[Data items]
○ ○ ○ ○

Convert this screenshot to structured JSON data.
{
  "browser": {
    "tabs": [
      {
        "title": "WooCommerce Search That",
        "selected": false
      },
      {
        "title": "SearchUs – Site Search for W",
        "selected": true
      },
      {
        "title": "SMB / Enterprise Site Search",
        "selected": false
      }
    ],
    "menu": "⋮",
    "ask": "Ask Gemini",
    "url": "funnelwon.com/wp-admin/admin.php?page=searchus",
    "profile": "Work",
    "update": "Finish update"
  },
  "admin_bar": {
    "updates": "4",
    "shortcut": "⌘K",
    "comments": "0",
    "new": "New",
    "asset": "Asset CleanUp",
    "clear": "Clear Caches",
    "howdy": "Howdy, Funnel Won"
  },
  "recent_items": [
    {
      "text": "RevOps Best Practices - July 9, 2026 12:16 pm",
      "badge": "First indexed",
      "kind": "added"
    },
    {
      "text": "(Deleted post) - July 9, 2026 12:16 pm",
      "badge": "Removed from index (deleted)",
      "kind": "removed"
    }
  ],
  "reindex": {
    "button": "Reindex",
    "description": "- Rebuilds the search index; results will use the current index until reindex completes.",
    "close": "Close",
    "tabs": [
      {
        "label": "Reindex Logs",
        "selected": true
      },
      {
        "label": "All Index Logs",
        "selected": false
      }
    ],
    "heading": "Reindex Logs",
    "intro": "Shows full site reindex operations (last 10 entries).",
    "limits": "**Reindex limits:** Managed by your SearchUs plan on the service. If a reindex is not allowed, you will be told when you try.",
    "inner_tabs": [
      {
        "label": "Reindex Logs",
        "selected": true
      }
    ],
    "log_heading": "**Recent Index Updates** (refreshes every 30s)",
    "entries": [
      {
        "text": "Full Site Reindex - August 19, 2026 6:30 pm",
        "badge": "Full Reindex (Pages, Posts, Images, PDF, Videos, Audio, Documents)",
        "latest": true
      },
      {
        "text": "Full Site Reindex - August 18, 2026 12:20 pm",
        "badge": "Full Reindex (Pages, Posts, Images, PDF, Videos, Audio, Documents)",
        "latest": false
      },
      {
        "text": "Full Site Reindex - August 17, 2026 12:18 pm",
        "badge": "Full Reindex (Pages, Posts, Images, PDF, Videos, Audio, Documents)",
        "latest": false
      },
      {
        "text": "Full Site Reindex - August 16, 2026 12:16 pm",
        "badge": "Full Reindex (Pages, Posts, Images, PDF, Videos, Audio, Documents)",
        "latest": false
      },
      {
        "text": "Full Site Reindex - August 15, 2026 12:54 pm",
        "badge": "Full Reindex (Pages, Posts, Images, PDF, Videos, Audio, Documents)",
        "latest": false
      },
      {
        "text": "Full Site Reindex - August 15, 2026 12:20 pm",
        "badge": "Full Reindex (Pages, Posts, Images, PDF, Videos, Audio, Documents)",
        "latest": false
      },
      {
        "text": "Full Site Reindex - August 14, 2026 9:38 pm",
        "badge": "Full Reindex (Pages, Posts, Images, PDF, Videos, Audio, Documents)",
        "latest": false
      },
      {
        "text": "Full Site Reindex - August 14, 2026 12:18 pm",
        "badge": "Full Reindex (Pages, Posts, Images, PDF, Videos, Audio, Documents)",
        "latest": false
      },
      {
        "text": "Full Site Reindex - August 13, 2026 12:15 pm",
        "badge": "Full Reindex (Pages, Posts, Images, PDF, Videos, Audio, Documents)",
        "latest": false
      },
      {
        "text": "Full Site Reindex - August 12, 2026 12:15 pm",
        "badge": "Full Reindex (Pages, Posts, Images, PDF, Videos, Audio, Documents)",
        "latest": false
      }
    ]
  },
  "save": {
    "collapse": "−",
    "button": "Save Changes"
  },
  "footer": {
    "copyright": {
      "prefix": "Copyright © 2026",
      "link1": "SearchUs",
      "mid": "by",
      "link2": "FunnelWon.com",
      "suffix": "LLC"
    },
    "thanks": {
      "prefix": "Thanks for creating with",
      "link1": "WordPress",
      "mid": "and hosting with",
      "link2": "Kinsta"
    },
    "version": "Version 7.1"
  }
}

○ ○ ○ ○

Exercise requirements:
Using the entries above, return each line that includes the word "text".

Written response:
      "text": "RevOps Best Practices - July 9, 2026 12:16 pm",
      "text": "(Deleted post) - July 9, 2026 12:16 pm",
        "text": "Full Site Reindex - August 19, 2026 6:30 pm",
        "text": "Full Site Reindex - August 18, 2026 12:20 pm",
        "text": "Full Site Reindex - August 17, 2026 12:18 pm",
        "text": "Full Site Reindex - August 16, 2026 12:16 pm",
        "text": "Full Site Reindex - August 15, 2026 12:54 pm",
        "text": "Full Site Reindex - August 15, 2026 12:20 pm",
        "text": "Full Site Reindex - August 14, 2026 9:38 pm",
        "text": "Full Site Reindex - August 14, 2026 12:18 pm",
        "text": "Full Site Reindex - August 13, 2026 12:15 pm",
        "text": "Full Site Reindex - August 12, 2026 12:15 pm",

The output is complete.